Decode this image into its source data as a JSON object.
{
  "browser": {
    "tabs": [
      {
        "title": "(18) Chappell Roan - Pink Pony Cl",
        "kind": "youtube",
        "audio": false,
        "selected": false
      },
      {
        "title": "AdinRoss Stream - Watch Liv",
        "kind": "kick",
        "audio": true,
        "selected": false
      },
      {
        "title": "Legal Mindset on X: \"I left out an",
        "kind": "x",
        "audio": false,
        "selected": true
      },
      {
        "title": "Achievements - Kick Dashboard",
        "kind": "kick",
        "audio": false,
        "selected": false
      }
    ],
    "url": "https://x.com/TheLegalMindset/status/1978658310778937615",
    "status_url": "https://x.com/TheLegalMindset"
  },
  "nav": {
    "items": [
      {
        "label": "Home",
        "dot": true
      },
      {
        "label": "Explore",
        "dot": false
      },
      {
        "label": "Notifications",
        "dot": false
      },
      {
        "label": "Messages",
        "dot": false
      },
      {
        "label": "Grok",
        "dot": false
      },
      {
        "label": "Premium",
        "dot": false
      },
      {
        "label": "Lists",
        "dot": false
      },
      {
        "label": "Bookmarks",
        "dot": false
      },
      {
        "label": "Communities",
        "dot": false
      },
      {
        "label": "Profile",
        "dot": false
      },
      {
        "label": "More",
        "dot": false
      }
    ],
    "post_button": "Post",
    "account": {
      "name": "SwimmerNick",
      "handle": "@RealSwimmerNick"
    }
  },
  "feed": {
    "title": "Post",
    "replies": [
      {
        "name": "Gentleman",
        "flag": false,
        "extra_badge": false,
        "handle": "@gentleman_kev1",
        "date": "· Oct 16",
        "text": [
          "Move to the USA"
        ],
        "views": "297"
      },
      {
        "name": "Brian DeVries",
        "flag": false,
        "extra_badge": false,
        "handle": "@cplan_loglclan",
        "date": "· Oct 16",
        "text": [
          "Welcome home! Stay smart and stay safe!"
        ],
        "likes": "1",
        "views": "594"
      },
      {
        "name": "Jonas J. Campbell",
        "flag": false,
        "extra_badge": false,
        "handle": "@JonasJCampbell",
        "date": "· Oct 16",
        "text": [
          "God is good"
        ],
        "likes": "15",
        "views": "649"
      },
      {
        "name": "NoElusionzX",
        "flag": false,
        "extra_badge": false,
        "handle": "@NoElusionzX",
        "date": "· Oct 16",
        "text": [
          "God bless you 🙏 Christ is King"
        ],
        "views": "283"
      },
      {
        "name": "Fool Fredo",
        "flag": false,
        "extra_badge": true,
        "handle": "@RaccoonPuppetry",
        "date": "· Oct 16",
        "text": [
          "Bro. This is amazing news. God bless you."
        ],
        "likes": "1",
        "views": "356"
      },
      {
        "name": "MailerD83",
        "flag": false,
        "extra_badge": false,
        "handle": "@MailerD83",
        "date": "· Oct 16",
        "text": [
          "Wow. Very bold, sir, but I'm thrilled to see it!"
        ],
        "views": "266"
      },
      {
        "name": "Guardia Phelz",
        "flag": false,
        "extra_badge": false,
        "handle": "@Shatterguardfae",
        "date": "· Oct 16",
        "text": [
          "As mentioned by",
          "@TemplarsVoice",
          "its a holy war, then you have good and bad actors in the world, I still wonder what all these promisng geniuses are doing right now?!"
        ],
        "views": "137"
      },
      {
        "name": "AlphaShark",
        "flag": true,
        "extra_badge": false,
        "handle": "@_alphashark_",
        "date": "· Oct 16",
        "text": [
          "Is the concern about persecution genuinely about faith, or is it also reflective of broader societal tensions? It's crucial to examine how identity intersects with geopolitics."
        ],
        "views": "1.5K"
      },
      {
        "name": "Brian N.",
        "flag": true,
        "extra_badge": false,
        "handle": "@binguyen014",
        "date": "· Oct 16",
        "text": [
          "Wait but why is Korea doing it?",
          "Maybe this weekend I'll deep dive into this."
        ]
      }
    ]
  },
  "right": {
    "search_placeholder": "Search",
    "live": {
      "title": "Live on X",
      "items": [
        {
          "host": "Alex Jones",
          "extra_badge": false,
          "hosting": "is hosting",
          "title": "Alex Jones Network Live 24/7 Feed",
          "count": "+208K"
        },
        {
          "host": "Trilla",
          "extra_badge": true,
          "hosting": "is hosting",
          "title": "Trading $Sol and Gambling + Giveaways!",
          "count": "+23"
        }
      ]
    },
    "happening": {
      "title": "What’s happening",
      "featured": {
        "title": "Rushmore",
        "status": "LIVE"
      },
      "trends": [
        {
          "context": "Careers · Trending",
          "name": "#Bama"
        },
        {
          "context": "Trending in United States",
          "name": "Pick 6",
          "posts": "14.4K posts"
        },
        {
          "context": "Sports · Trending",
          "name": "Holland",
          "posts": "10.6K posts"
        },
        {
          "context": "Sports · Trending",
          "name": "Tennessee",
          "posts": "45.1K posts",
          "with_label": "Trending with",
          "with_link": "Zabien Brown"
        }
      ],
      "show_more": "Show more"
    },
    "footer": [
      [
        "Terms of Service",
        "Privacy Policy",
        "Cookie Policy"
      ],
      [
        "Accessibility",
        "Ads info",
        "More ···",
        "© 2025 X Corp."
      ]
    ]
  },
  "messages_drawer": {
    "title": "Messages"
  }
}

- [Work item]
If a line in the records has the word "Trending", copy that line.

- [Exercise result]
          "context": "Careers · Trending",
          "context": "Trending in United States",
          "context": "Sports · Trending",
          "context": "Sports · Trending",
          "with_label": "Trending with",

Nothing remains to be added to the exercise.